Study: At least 5,000 Minnesota teens have traded sex for payment
Minnesota's first estimate of youth sexual exploitation indicates that at least 5,000 high school-age youth in the state have traded sex in order to receive money, food, drugs, alcohol, a place to stay or something else of value, according to the Minnesota Department of Health (MDH).
MDH said the data shows exploitation of high school students is happening all across the state, and boys and girls are almost evenly impacted.
The 2019 Minnesota Student Survey had a new question from MDH to help give officials a better understanding of the prevalence of sexual exploitation among youth in the state, and researchers from the University of Minnesota School of Nursing helped analyze the data. The researchers based the estimate of 5,000 students on the youth population and the results from the survey question to ninth and 11th-graders. Of those who responded to the question, 1.4% answered "yes."

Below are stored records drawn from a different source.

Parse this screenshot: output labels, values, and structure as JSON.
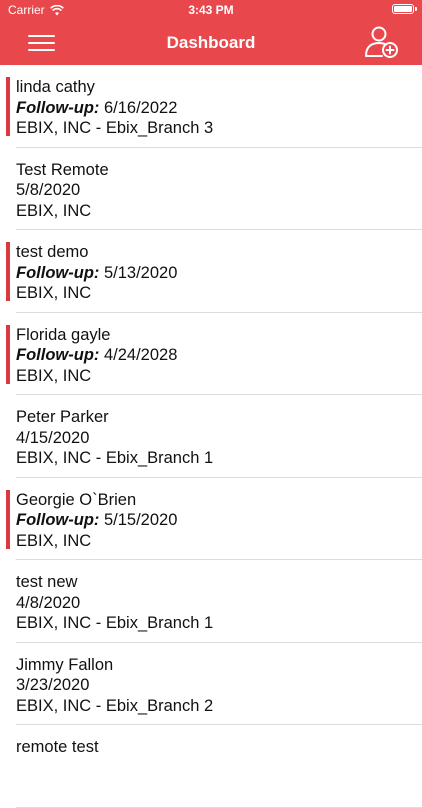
{
  "status_bar": {
    "carrier": "Carrier",
    "time": "3:43 PM"
  },
  "nav": {
    "title": "Dashboard"
  },
  "icons": {
    "menu": "hamburger-menu-icon",
    "add_user": "add-user-icon",
    "wifi": "wifi-icon",
    "battery": "battery-icon"
  },
  "colors": {
    "brand": "#e8474c",
    "accent_bar": "#d93a3f"
  },
  "follow_up_label": "Follow-up:",
  "items": [
    {
      "name": "linda cathy",
      "has_follow_up": true,
      "date": "6/16/2022",
      "company": "EBIX, INC - Ebix_Branch 3"
    },
    {
      "name": "Test Remote",
      "has_follow_up": false,
      "date": "5/8/2020",
      "company": "EBIX, INC"
    },
    {
      "name": "test demo",
      "has_follow_up": true,
      "date": "5/13/2020",
      "company": "EBIX, INC"
    },
    {
      "name": "Florida gayle",
      "has_follow_up": true,
      "date": "4/24/2028",
      "company": "EBIX, INC"
    },
    {
      "name": "Peter Parker",
      "has_follow_up": false,
      "date": "4/15/2020",
      "company": "EBIX, INC - Ebix_Branch 1"
    },
    {
      "name": "Georgie O`Brien",
      "has_follow_up": true,
      "date": "5/15/2020",
      "company": "EBIX, INC"
    },
    {
      "name": "test new",
      "has_follow_up": false,
      "date": "4/8/2020",
      "company": "EBIX, INC - Ebix_Branch 1"
    },
    {
      "name": "Jimmy Fallon",
      "has_follow_up": false,
      "date": "3/23/2020",
      "company": "EBIX, INC - Ebix_Branch 2"
    },
    {
      "name": "remote test",
      "has_follow_up": false,
      "date": "",
      "company": ""
    }
  ]
}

"This alarming study shows there are many young people all across the state who need protection from sexual exploitation," said Minnesota Commissioner of Health Jan Malcolm. "We must do more to connect with youth through our Safe Harbor program, educational programs and other efforts providing them with financial security and safe homes."
Lauren Martin, associate professor at the U of M and researcher on the project, said the study likely underestimates the number of exploited youth because of possible student reluctance to answer the question "yes," and the student survey only counts those who attend school and those at school on a given day. Youth who are not in school are more likely to face sexual exploitation.

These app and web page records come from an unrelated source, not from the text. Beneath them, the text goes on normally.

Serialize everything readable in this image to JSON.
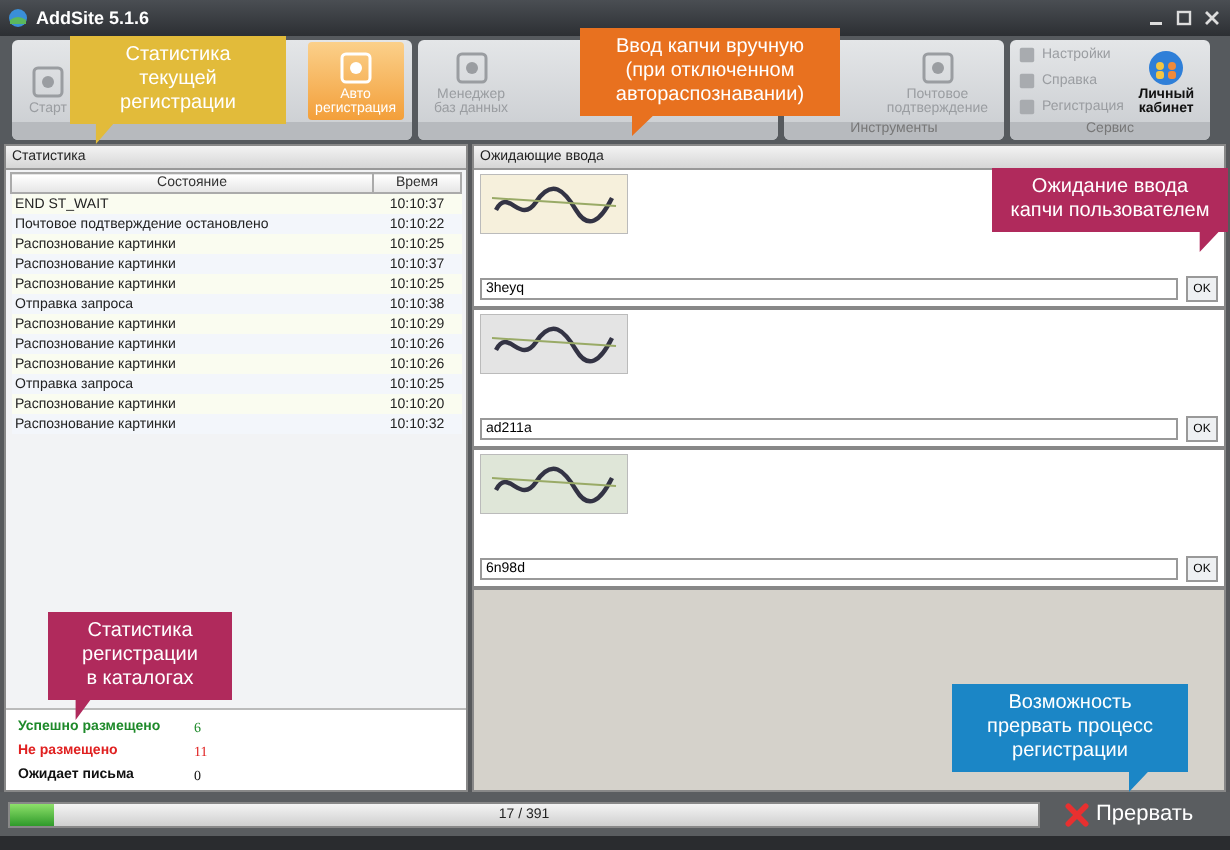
{
  "window": {
    "title": "AddSite 5.1.6"
  },
  "toolbar": {
    "groups": [
      {
        "items": [
          {
            "kind": "big",
            "label": "Старт",
            "selected": false
          },
          {
            "kind": "big",
            "label": "Авто\nрегистрация",
            "selected": true
          }
        ]
      },
      {
        "items": [
          {
            "kind": "big",
            "label": "Менеджер\nбаз данных",
            "selected": false
          }
        ]
      },
      {
        "label": "Инструменты",
        "items": [
          {
            "kind": "big",
            "label": "Почтовое\nподтверждение",
            "selected": false
          }
        ]
      },
      {
        "label": "Сервис",
        "items": [
          {
            "kind": "small",
            "label": "Настройки",
            "selected": false
          },
          {
            "kind": "small",
            "label": "Справка",
            "selected": false
          },
          {
            "kind": "small",
            "label": "Регистрация",
            "selected": false
          },
          {
            "kind": "profile",
            "label": "Личный\nкабинет",
            "selected": false
          }
        ]
      }
    ]
  },
  "stats_panel": {
    "title": "Статистика",
    "columns": [
      "Состояние",
      "Время"
    ],
    "rows": [
      [
        "END ST_WAIT",
        "10:10:37"
      ],
      [
        "Почтовое подтверждение остановлено",
        "10:10:22"
      ],
      [
        "Распознование картинки",
        "10:10:25"
      ],
      [
        "Распознование картинки",
        "10:10:37"
      ],
      [
        "Распознование картинки",
        "10:10:25"
      ],
      [
        "Отправка запроса",
        "10:10:38"
      ],
      [
        "Распознование картинки",
        "10:10:29"
      ],
      [
        "Распознование картинки",
        "10:10:26"
      ],
      [
        "Распознование картинки",
        "10:10:26"
      ],
      [
        "Отправка запроса",
        "10:10:25"
      ],
      [
        "Распознование картинки",
        "10:10:20"
      ],
      [
        "Распознование картинки",
        "10:10:32"
      ]
    ],
    "summary": [
      {
        "label": "Успешно размещено",
        "value": "6",
        "color": "#1e8a2a"
      },
      {
        "label": "Не размещено",
        "value": "11",
        "color": "#e02020"
      },
      {
        "label": "Ожидает письма",
        "value": "0",
        "color": "#111111"
      }
    ]
  },
  "captcha_panel": {
    "title": "Ожидающие ввода",
    "entries": [
      {
        "value": "3heyq",
        "button": "OK"
      },
      {
        "value": "ad211a",
        "button": "OK"
      },
      {
        "value": "6n98d",
        "button": "OK"
      }
    ]
  },
  "progress": {
    "text": "17 / 391",
    "level": 0.043
  },
  "stop_button": {
    "label": "Прервать"
  },
  "callouts": [
    {
      "text": "Статистика\nтекущей\nрегистрации",
      "color": "#e2bb3a"
    },
    {
      "text": "Ввод капчи вручную\n(при отключенном\nавтораспознавании)",
      "color": "#e8711f"
    },
    {
      "text": "Ожидание ввода\nкапчи пользователем",
      "color": "#b02a5c"
    },
    {
      "text": "Статистика\nрегистрации\nв каталогах",
      "color": "#b02a5c"
    },
    {
      "text": "Возможность\nпрервать процесс\nрегистрации",
      "color": "#1b86c6"
    }
  ]
}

Some groups of young people are more likely to be affected by trading sex and sexual exploitation, according to the survey. For example, youth in juvenile correctional facilities, foster care and unstable housing all reported higher levels of sexual exploitation. Youth of all gender identities and races reported sexual exploitation.
"If we can identify these young people in school who are at risk of trading sex, caring adults such as school nurses, social workers and teachers can intervene and help with services and support so that they can get out of that risky situation," said Barbara McMorris, associate professor at the University of Minnesota.

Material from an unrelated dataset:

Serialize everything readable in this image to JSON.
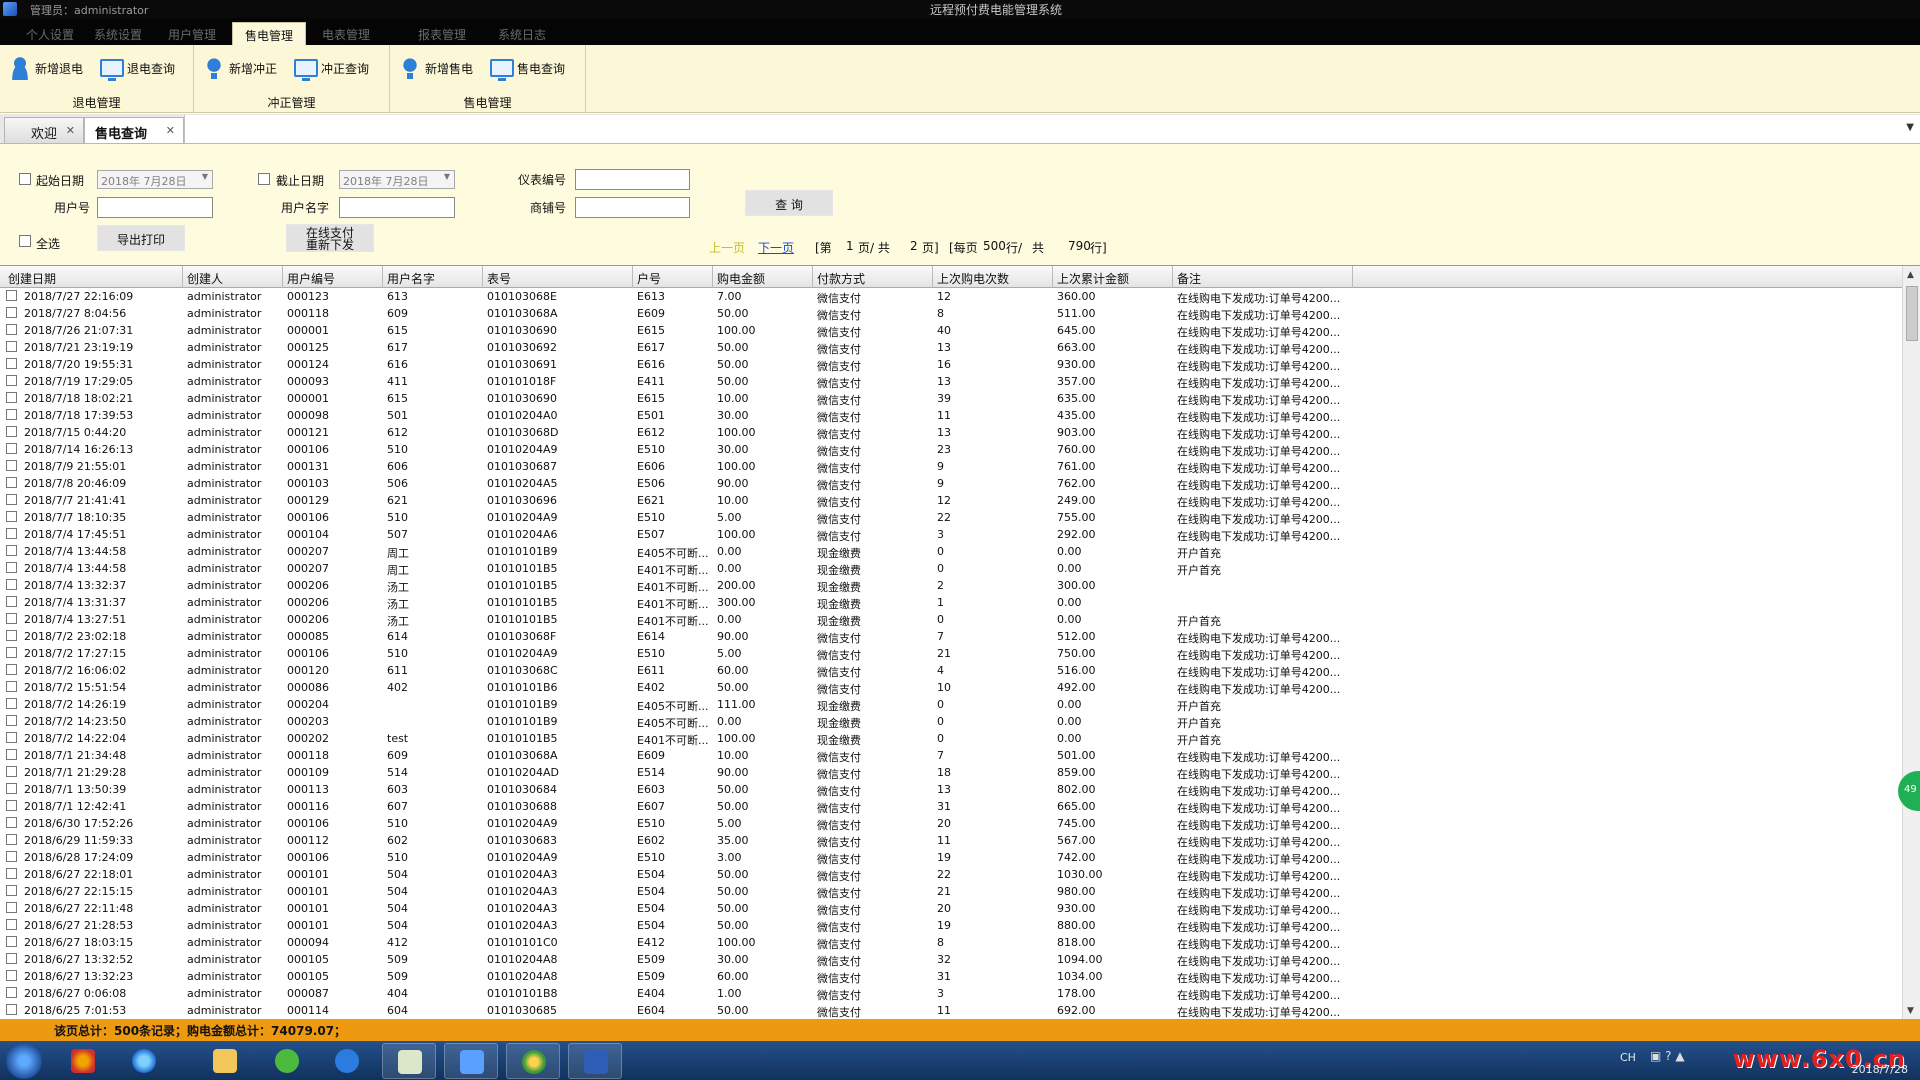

Minnesota's Safe Harbor program is a multi-agency statewide initiative designed to meet the needs of sex-trafficked and sexually exploited young people through age 24. Safe Harbor works to give young people the tools they need – housing, education and support from trusted adults – to leave sexual exploitation and human trafficking and live healthy lives.
Between April 2017 and March 2019, Safe Harbor grantees served 1,279 youth and young adults, MDH said.
If you or someone you know is sexually exploited or taken advantage of, you're urged to visit the Safe Harbor Minnesota webpage or call the Day One Hotline at 1-866-223-1111.
Safe Harbor has also been working with community partners across the state, such as the YMCA, to educate trainers in the Not A #Number program, a child trafficking and exploitation prevention curriculum designed for youth. You can learn more about those youth-oriented trainings by contacting Health.email@example.com.
The study, Trading Sex and Sexual Exploitation among high school students, was conducted by researchers at the University of Minnesota's School of Nursing, School of Social Work and Medical School.